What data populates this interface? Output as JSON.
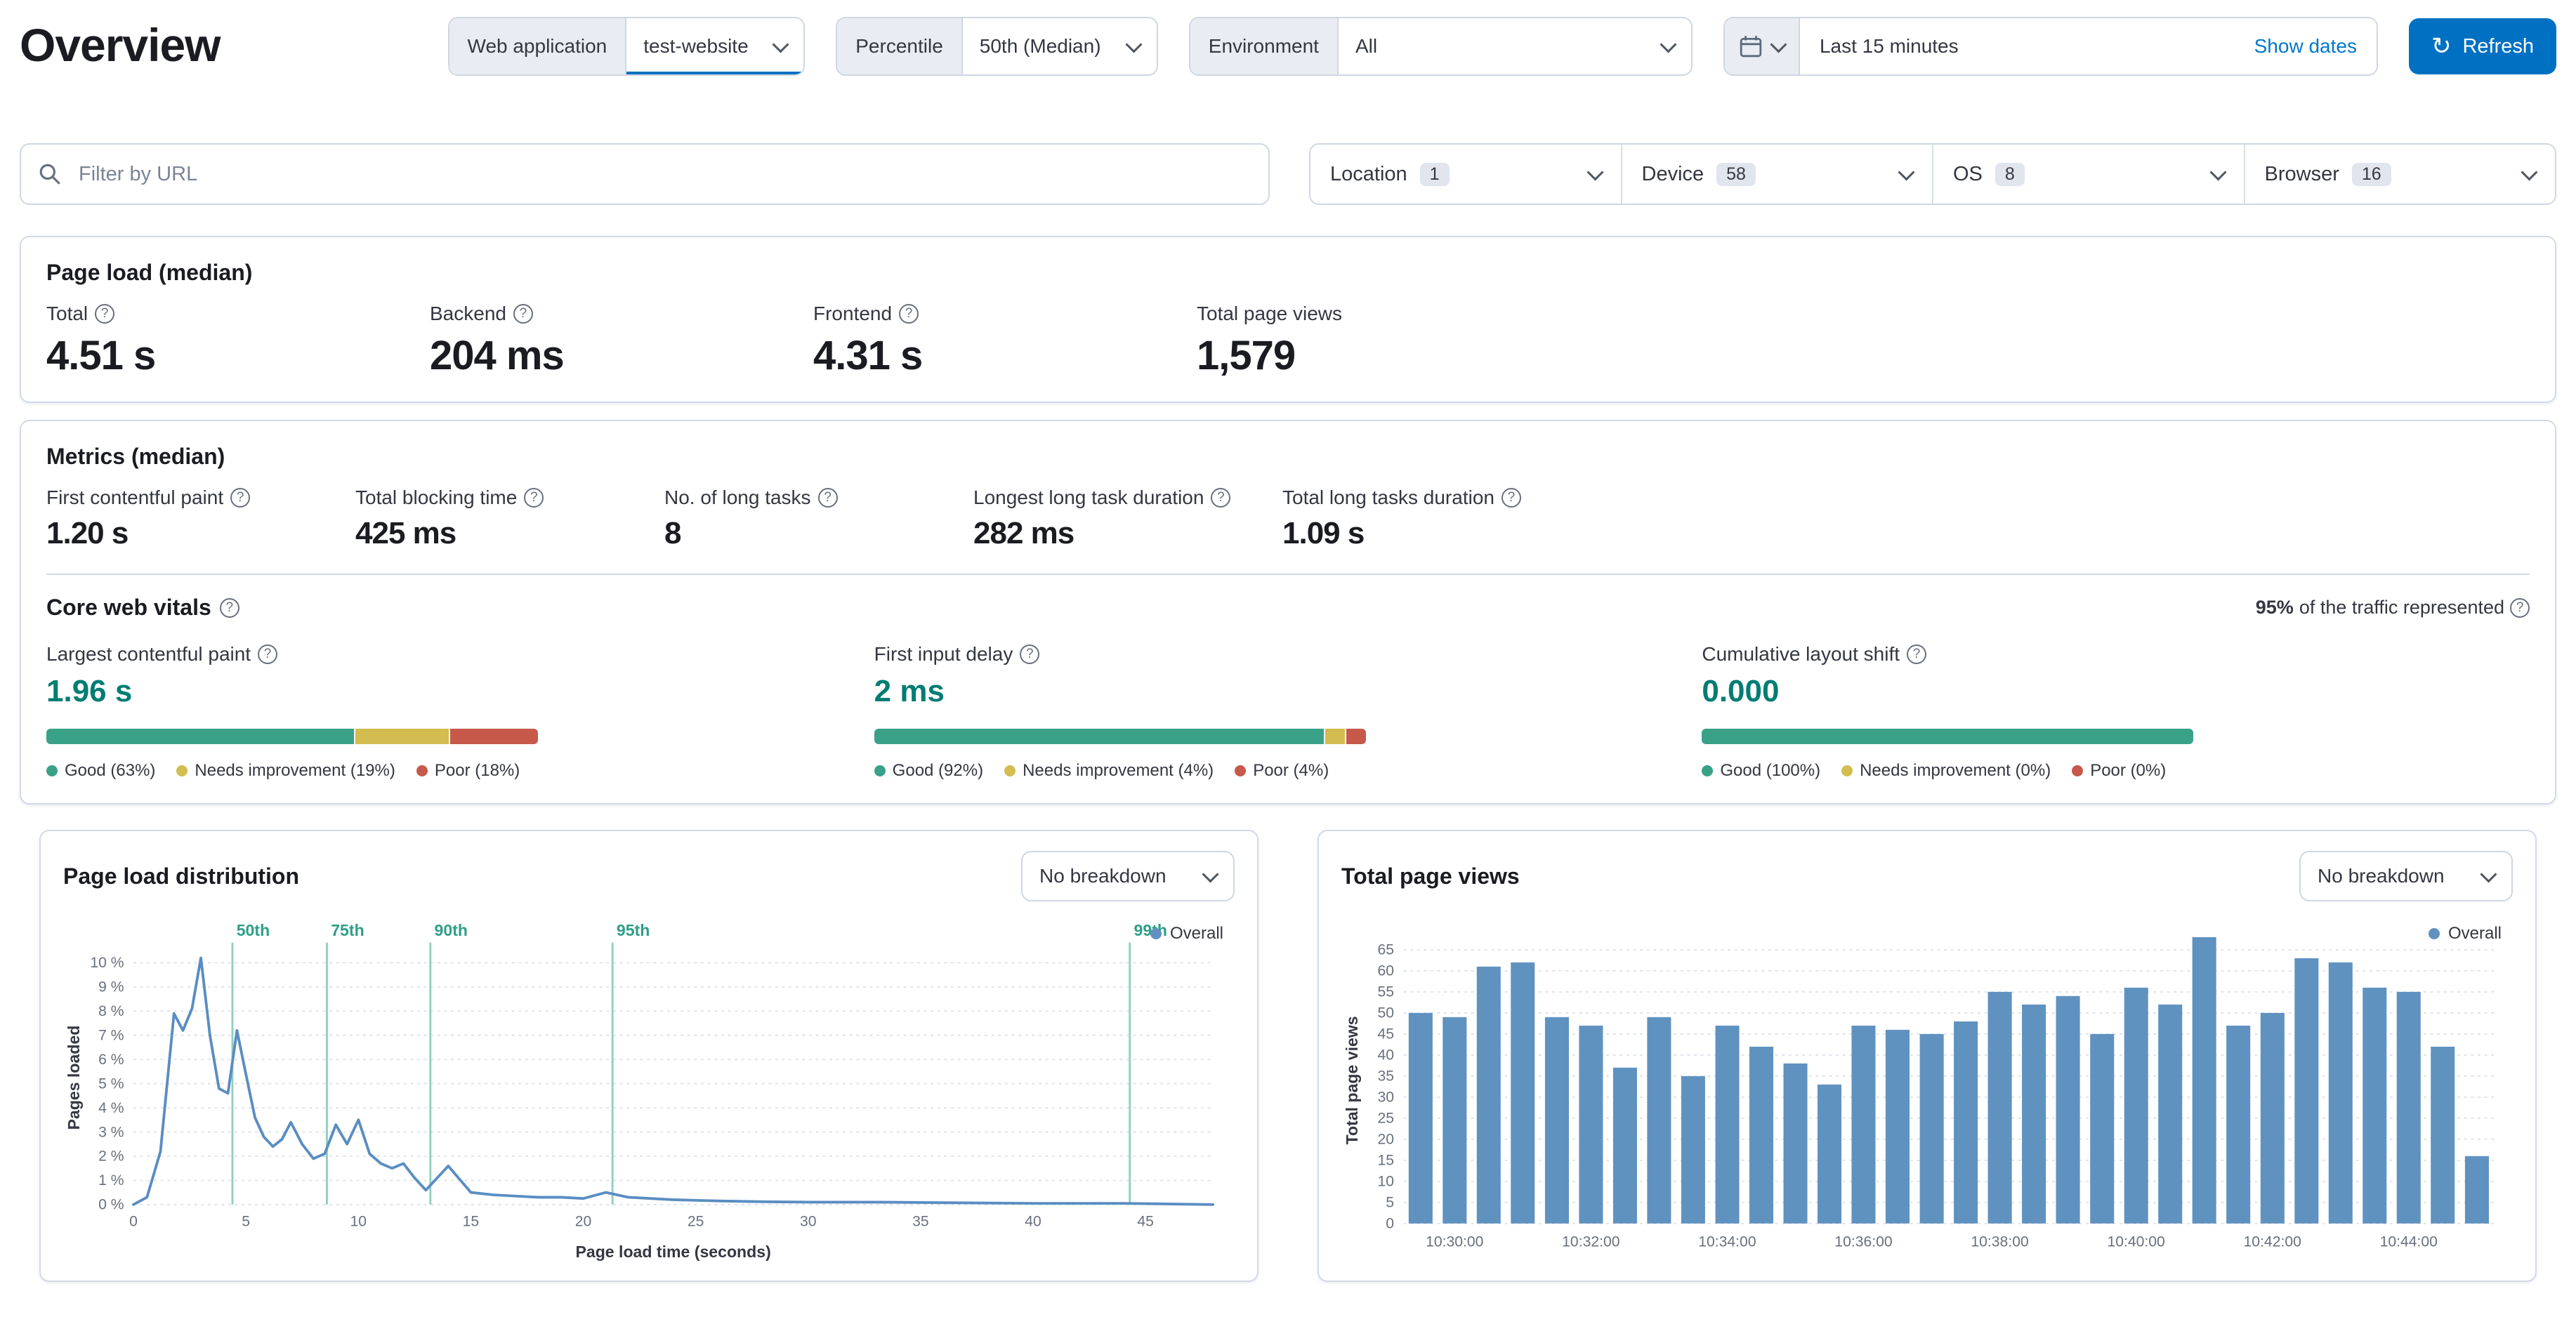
{
  "icons": {
    "search-icon": "magnifier",
    "calendar-icon": "calendar",
    "chevron-down-icon": "chevron",
    "info-icon": "?",
    "refresh-icon": "↻",
    "legend-dot": "●"
  },
  "colors": {
    "primary_button": "#0071c2",
    "link": "#0077cc",
    "good": "#3aa189",
    "needs_improvement": "#d3bd51",
    "poor": "#c6594a",
    "vital_value_text": "#017d73",
    "series_blue": "#6092c0",
    "percentile_marker_line": "#8fd0c0"
  },
  "header": {
    "title": "Overview",
    "web_application": {
      "label": "Web application",
      "value": "test-website"
    },
    "percentile": {
      "label": "Percentile",
      "value": "50th (Median)"
    },
    "environment": {
      "label": "Environment",
      "value": "All"
    },
    "time_range": {
      "value": "Last 15 minutes",
      "show_dates_label": "Show dates"
    },
    "refresh_label": "Refresh"
  },
  "filters": {
    "url_filter_placeholder": "Filter by URL",
    "items": [
      {
        "label": "Location",
        "count": "1"
      },
      {
        "label": "Device",
        "count": "58"
      },
      {
        "label": "OS",
        "count": "8"
      },
      {
        "label": "Browser",
        "count": "16"
      }
    ]
  },
  "page_load": {
    "title": "Page load (median)",
    "stats": [
      {
        "label": "Total",
        "value": "4.51 s"
      },
      {
        "label": "Backend",
        "value": "204 ms"
      },
      {
        "label": "Frontend",
        "value": "4.31 s"
      },
      {
        "label": "Total page views",
        "value": "1,579"
      }
    ]
  },
  "metrics": {
    "title": "Metrics (median)",
    "stats": [
      {
        "label": "First contentful paint",
        "value": "1.20 s"
      },
      {
        "label": "Total blocking time",
        "value": "425 ms"
      },
      {
        "label": "No. of long tasks",
        "value": "8"
      },
      {
        "label": "Longest long task duration",
        "value": "282 ms"
      },
      {
        "label": "Total long tasks duration",
        "value": "1.09 s"
      }
    ]
  },
  "core_web_vitals": {
    "title": "Core web vitals",
    "traffic_note_percent": "95%",
    "traffic_note_rest": " of the traffic represented",
    "vitals": [
      {
        "label": "Largest contentful paint",
        "value": "1.96 s",
        "good_pct": 63,
        "ni_pct": 19,
        "poor_pct": 18,
        "legend": [
          "Good (63%)",
          "Needs improvement (19%)",
          "Poor (18%)"
        ]
      },
      {
        "label": "First input delay",
        "value": "2 ms",
        "good_pct": 92,
        "ni_pct": 4,
        "poor_pct": 4,
        "legend": [
          "Good (92%)",
          "Needs improvement (4%)",
          "Poor (4%)"
        ]
      },
      {
        "label": "Cumulative layout shift",
        "value": "0.000",
        "good_pct": 100,
        "ni_pct": 0,
        "poor_pct": 0,
        "legend": [
          "Good (100%)",
          "Needs improvement (0%)",
          "Poor (0%)"
        ]
      }
    ]
  },
  "page_load_distribution_panel": {
    "title": "Page load distribution",
    "breakdown_value": "No breakdown"
  },
  "total_page_views_panel": {
    "title": "Total page views",
    "breakdown_value": "No breakdown"
  },
  "chart_data": [
    {
      "type": "line",
      "title": "Page load distribution",
      "xlabel": "Page load time (seconds)",
      "ylabel": "Pages loaded",
      "xlim": [
        0,
        48
      ],
      "ylim": [
        0,
        10.5
      ],
      "x_ticks": [
        0,
        5,
        10,
        15,
        20,
        25,
        30,
        35,
        40,
        45
      ],
      "y_ticks_percent": [
        0,
        1,
        2,
        3,
        4,
        5,
        6,
        7,
        8,
        9,
        10
      ],
      "grid": true,
      "legend_position": "top-right",
      "percentile_markers": [
        {
          "label": "50th",
          "x": 4.4
        },
        {
          "label": "75th",
          "x": 8.6
        },
        {
          "label": "90th",
          "x": 13.2
        },
        {
          "label": "95th",
          "x": 21.3
        },
        {
          "label": "99th",
          "x": 44.3
        }
      ],
      "series": [
        {
          "name": "Overall",
          "x": [
            0,
            0.6,
            1.2,
            1.8,
            2.2,
            2.6,
            3,
            3.4,
            3.8,
            4.2,
            4.6,
            5,
            5.4,
            5.8,
            6.2,
            6.6,
            7,
            7.5,
            8,
            8.5,
            9,
            9.5,
            10,
            10.5,
            11,
            11.5,
            12,
            12.5,
            13,
            14,
            15,
            16,
            17,
            18,
            19,
            20,
            21,
            22,
            23,
            24,
            26,
            28,
            30,
            33,
            36,
            40,
            44,
            48
          ],
          "y": [
            0,
            0.3,
            2.2,
            7.9,
            7.2,
            8.1,
            10.2,
            7,
            4.8,
            4.6,
            7.2,
            5.4,
            3.6,
            2.8,
            2.4,
            2.7,
            3.4,
            2.5,
            1.9,
            2.1,
            3.3,
            2.5,
            3.5,
            2.1,
            1.7,
            1.5,
            1.7,
            1.1,
            0.6,
            1.6,
            0.5,
            0.4,
            0.35,
            0.3,
            0.3,
            0.25,
            0.5,
            0.3,
            0.25,
            0.2,
            0.15,
            0.12,
            0.1,
            0.1,
            0.08,
            0.05,
            0.05,
            0
          ]
        }
      ]
    },
    {
      "type": "bar",
      "title": "Total page views",
      "xlabel": "",
      "ylabel": "Total page views",
      "ylim": [
        0,
        68
      ],
      "y_ticks": [
        0,
        5,
        10,
        15,
        20,
        25,
        30,
        35,
        40,
        45,
        50,
        55,
        60,
        65
      ],
      "grid": true,
      "legend_position": "top-right",
      "x_tick_labels": [
        "10:30:00",
        "10:32:00",
        "10:34:00",
        "10:36:00",
        "10:38:00",
        "10:40:00",
        "10:42:00",
        "10:44:00"
      ],
      "series": [
        {
          "name": "Overall",
          "x": [
            "10:29:30",
            "10:30:00",
            "10:30:30",
            "10:31:00",
            "10:31:30",
            "10:32:00",
            "10:32:30",
            "10:33:00",
            "10:33:30",
            "10:34:00",
            "10:34:30",
            "10:35:00",
            "10:35:30",
            "10:36:00",
            "10:36:30",
            "10:37:00",
            "10:37:30",
            "10:38:00",
            "10:38:30",
            "10:39:00",
            "10:39:30",
            "10:40:00",
            "10:40:30",
            "10:41:00",
            "10:41:30",
            "10:42:00",
            "10:42:30",
            "10:43:00",
            "10:43:30",
            "10:44:00",
            "10:44:30",
            "10:45:00"
          ],
          "values": [
            50,
            49,
            61,
            62,
            49,
            47,
            37,
            49,
            35,
            47,
            42,
            38,
            33,
            47,
            46,
            45,
            48,
            55,
            52,
            54,
            45,
            56,
            52,
            68,
            47,
            50,
            63,
            62,
            56,
            55,
            42,
            16
          ]
        }
      ]
    }
  ]
}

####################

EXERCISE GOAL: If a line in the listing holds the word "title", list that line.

SOLUTION:
    "title": "Overview",
    "title": "Page load (median)",
    "title": "Metrics (median)",
    "title": "Core web vitals",
    "title": "Page load distribution",
    "title": "Total page views",
      "title": "Page load distribution",
      "title": "Total page views",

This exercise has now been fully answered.